══ Data

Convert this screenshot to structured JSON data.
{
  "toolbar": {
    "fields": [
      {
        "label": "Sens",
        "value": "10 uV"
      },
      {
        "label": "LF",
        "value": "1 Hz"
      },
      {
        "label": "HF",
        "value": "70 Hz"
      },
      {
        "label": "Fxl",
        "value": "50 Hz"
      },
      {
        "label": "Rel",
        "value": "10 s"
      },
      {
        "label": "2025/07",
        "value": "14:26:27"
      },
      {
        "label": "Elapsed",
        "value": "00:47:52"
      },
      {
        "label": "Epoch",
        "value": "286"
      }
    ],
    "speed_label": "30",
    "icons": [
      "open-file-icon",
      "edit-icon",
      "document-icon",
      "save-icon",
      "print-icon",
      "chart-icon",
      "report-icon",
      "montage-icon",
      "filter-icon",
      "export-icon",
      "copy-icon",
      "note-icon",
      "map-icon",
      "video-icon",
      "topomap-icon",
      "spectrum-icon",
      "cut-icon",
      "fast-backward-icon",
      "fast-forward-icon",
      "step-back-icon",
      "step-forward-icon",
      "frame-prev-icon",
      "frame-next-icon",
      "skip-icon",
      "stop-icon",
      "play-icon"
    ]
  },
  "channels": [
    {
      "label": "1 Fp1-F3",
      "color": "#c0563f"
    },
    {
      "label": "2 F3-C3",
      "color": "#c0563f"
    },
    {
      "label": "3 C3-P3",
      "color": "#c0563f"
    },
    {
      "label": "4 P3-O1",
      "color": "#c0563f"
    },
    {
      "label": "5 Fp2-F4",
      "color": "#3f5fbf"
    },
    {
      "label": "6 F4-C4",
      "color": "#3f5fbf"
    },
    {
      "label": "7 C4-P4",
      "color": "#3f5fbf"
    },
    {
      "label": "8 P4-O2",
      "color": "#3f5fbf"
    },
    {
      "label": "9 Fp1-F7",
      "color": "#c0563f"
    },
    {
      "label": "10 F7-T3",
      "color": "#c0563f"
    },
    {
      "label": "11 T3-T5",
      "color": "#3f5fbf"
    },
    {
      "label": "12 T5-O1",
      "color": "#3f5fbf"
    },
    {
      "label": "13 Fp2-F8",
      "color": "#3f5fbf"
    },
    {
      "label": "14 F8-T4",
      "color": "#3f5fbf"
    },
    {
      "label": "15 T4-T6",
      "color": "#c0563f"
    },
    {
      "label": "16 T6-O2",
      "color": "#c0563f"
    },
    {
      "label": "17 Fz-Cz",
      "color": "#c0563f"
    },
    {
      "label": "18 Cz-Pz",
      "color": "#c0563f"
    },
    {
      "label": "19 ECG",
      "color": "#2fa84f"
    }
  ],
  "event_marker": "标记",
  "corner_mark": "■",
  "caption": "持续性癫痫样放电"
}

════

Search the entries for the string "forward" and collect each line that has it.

▸ **The completed task**:
      "fast-forward-icon",
      "step-forward-icon",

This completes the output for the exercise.